And that brings me to my third takeaway. And the third takeaway is that when we have assigned those customers to segments when we understand what their potential value is when we have this consolidated view that gives us the complete picture that we can possibly have about that consumer.
Then the next step for us is to have ongoing communication efforts that allow us to explore what will work and what doesn’t work in marketing to that customer. So, people frequently refer to those ongoing efforts as customer relationship management efforts. And basically, what we are doing in those efforts is, we are orchestrating an ongoing set of experiments to help us understand: who that customer is, what offers are most successful with that customer, what types of communications are most successful, what timing of those communications is required to be most successful, and as we look at all of that, what channels should we be focusing on for that customer? Is this customer somebody who only purchases on the web or are they somebody who visits retail stores?

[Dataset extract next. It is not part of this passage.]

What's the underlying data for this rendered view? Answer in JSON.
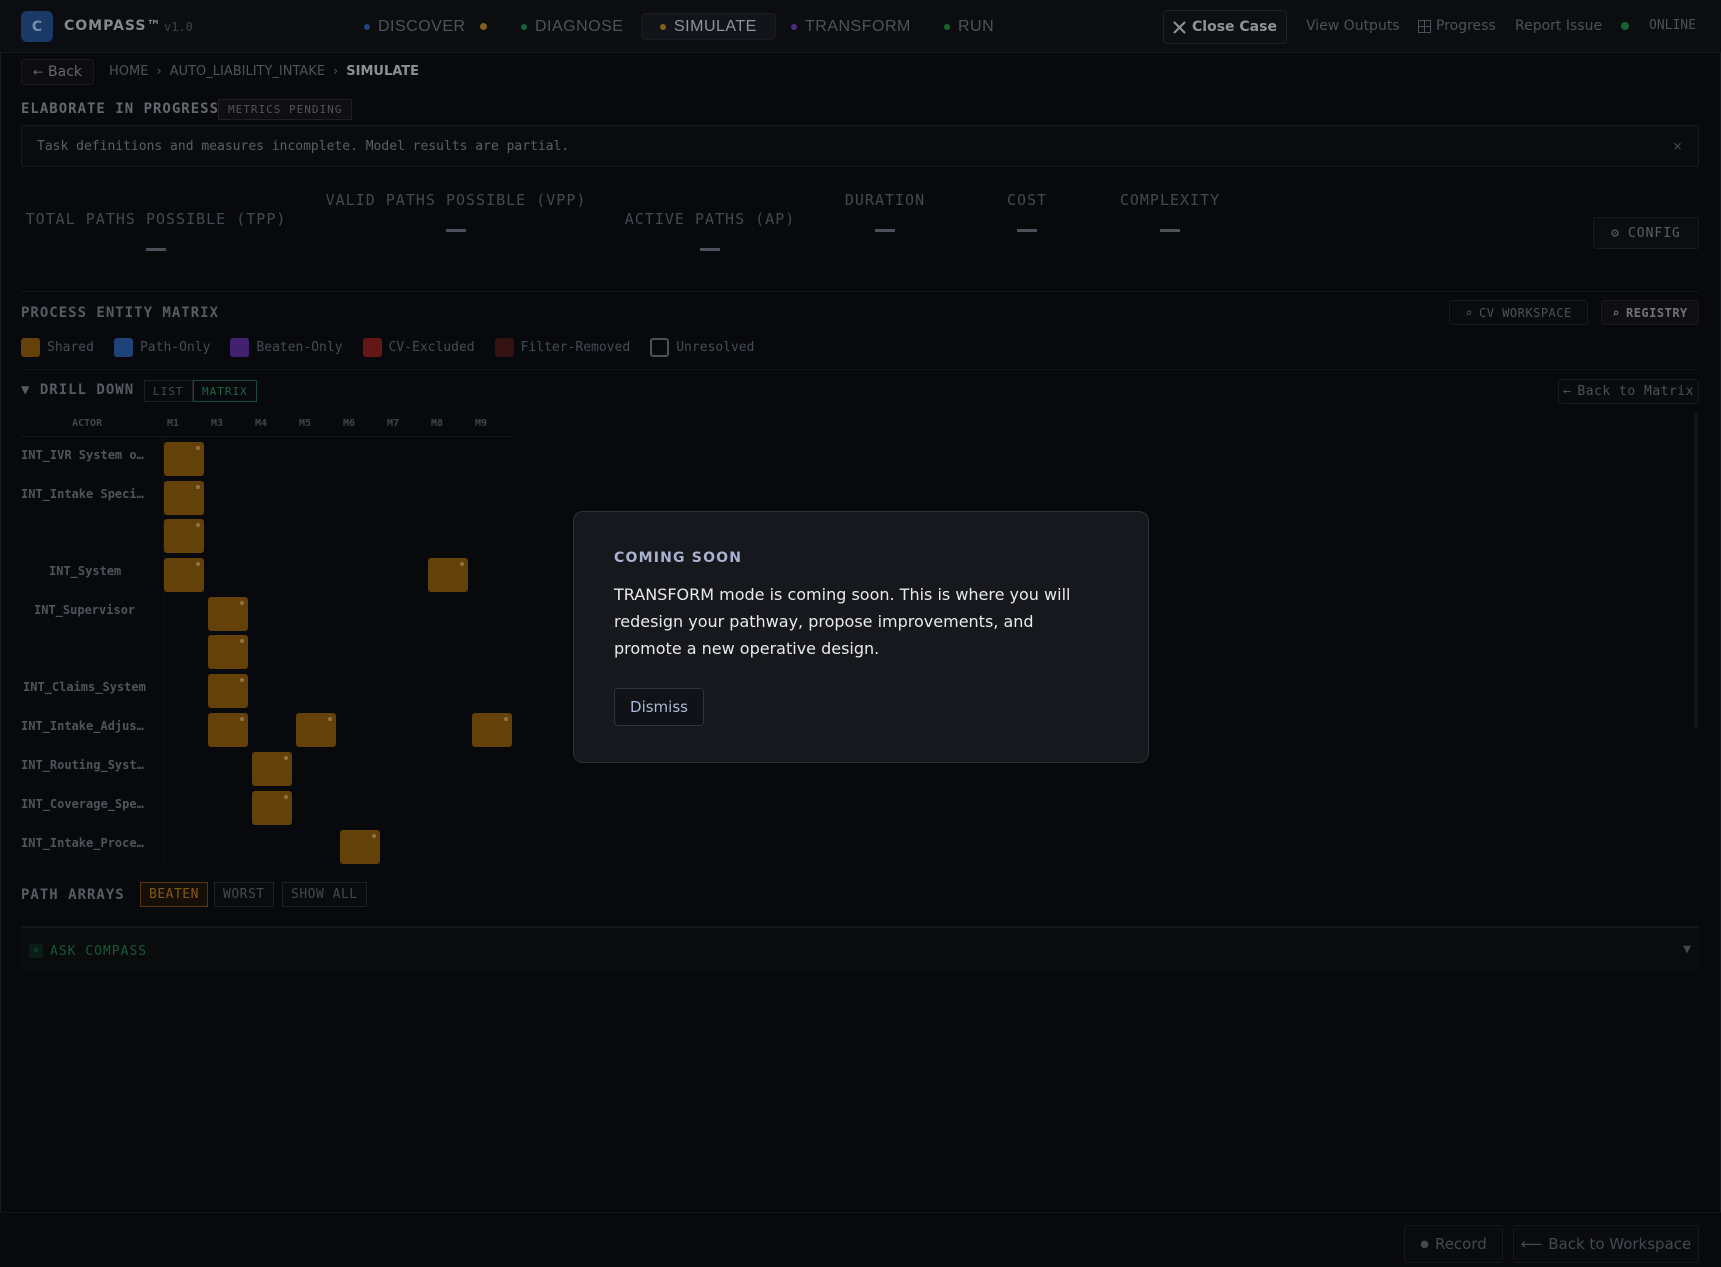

Is it somebody who is very responsive to direct mail? Again: which channels make the most sense? The only way for us to optimize our marketing communications over time is to combine that holistic view of the customer with ongoing experiments to help us understand what will work with that customer. And through those experiments, we have the greatest opportunity to maximize the lifetime value and the potential value of the customer over time.
Damian: Welp, I think that I am ready to go out there and find out how loyal the customers are for real by their share and go out there and start taking share of wallet.
Gary: That is what all good business school graduates are taught to do in business school. And it certainly makes our free enterprise system the successful system that it is today.
Damian: That is a great note to end on, Gary. Thanks so much.
Gary: Damian, thanks again for having me.
Damian: If you enjoyed today’s episode, we ask you please leave a rating and write a review. Or, better yet, share with another marketer. Be sure to subscribe to the podcast for new episodes. Also, check out the show description for complete show notes and links to all resources covered in today’s episode. If you’d like to speak to someone about any topics covered in today’s episode please visit BuyerGenomics.com and start a chat with the BG team today.
Host: Damian Bergamaschi
Special Guest: Gary Beck
Gary’s background includes over 30 years of analytics & database innovation for several leading Fortune 500 companies and Madison Avenue advertising agencies. Gary has been a frequent lecturer and author on the topics of database marketing and applied statistics. His articles have been published in DM News, Direct Marketing and the Journal of Direct Marketing. He recently was President of the Direct Marketing Idea Exchange and currently serves on their Board. Gary received his M.S. in Industrial Administration from Carnegie Mellon University..